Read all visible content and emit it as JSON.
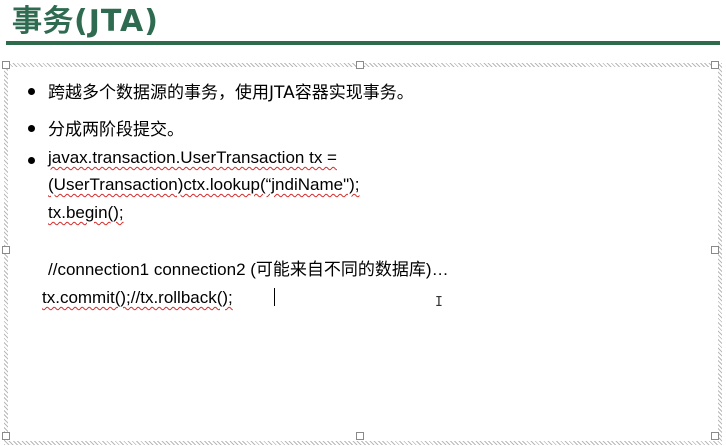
{
  "slide": {
    "title": "事务(JTA)",
    "bullets": [
      "跨越多个数据源的事务，使用JTA容器实现事务。",
      "分成两阶段提交。"
    ],
    "code_line_1": "javax.transaction.UserTransaction tx =",
    "code_line_2": "(UserTransaction)ctx.lookup(“jndiName\");",
    "code_line_3": "tx.begin();",
    "code_line_4": "//connection1 connection2 (可能来自不同的数据库)…",
    "code_line_5": "tx.commit();//tx.rollback();"
  },
  "colors": {
    "title": "#2f6b50",
    "rule": "#2e6b4d",
    "spellcheck": "#d42a2a"
  },
  "icons": {
    "cursor": "i-beam-cursor"
  }
}
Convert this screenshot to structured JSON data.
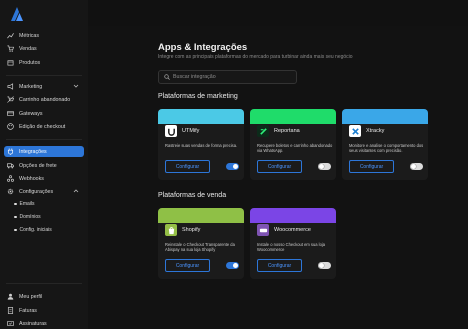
{
  "sidebar": {
    "items": [
      {
        "label": "Métricas",
        "icon": "chart-icon"
      },
      {
        "label": "Vendas",
        "icon": "cart-icon"
      },
      {
        "label": "Produtos",
        "icon": "box-icon"
      },
      {
        "label": "Marketing",
        "icon": "megaphone-icon"
      },
      {
        "label": "Carrinho abandonado",
        "icon": "cart-off-icon"
      },
      {
        "label": "Gateways",
        "icon": "card-icon"
      },
      {
        "label": "Edição de checkout",
        "icon": "palette-icon"
      },
      {
        "label": "Integrações",
        "icon": "plug-icon"
      },
      {
        "label": "Opções de frete",
        "icon": "truck-icon"
      },
      {
        "label": "Webhooks",
        "icon": "webhook-icon"
      },
      {
        "label": "Configurações",
        "icon": "gear-icon"
      }
    ],
    "sub_items": [
      "Emails",
      "Domínios",
      "Config. iniciais"
    ],
    "bottom_items": [
      {
        "label": "Meu perfil",
        "icon": "user-icon"
      },
      {
        "label": "Faturas",
        "icon": "invoice-icon"
      },
      {
        "label": "Assinaturas",
        "icon": "subscription-icon"
      }
    ]
  },
  "header": {
    "title": "Apps & Integrações",
    "subtitle": "Integre com as principais plataformas do mercado para turbinar ainda mais seu negócio"
  },
  "search": {
    "placeholder": "Buscar integração"
  },
  "sections": [
    {
      "title": "Plataformas de marketing",
      "cards": [
        {
          "name": "UTMify",
          "description": "Rastreie suas vendas de forma precisa.",
          "button": "Configurar",
          "enabled": true,
          "color": "#4bc9e6",
          "logo_bg": "#ffffff"
        },
        {
          "name": "Reportana",
          "description": "Recupere boletos e carrinho abandonado via WhatsApp.",
          "button": "Configurar",
          "enabled": false,
          "color": "#1fdc6a",
          "logo_bg": "#0c2b1a"
        },
        {
          "name": "Xtracky",
          "description": "Monitore e analise o comportamento dos seus visitantes com precisão.",
          "button": "Configurar",
          "enabled": false,
          "color": "#3aa7e8",
          "logo_bg": "#ffffff"
        }
      ]
    },
    {
      "title": "Plataformas de venda",
      "cards": [
        {
          "name": "Shopify",
          "description": "Reinstale o Checkout Transparente da Abispay na sua loja Shopify",
          "button": "Configurar",
          "enabled": true,
          "color": "#8fc046",
          "logo_bg": "#95bf47"
        },
        {
          "name": "Woocommerce",
          "description": "Instale o nosso Checkout em sua loja Woocommerce",
          "button": "Configurar",
          "enabled": false,
          "color": "#7b45e6",
          "logo_bg": "#7f54b3"
        }
      ]
    }
  ],
  "colors": {
    "accent": "#2d76d8",
    "background": "#121212"
  }
}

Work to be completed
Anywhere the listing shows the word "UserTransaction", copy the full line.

Solution for this exercise
    "code_line_1": "javax.transaction.UserTransaction tx =",
    "code_line_2": "(UserTransaction)ctx.lookup(“jndiName\");",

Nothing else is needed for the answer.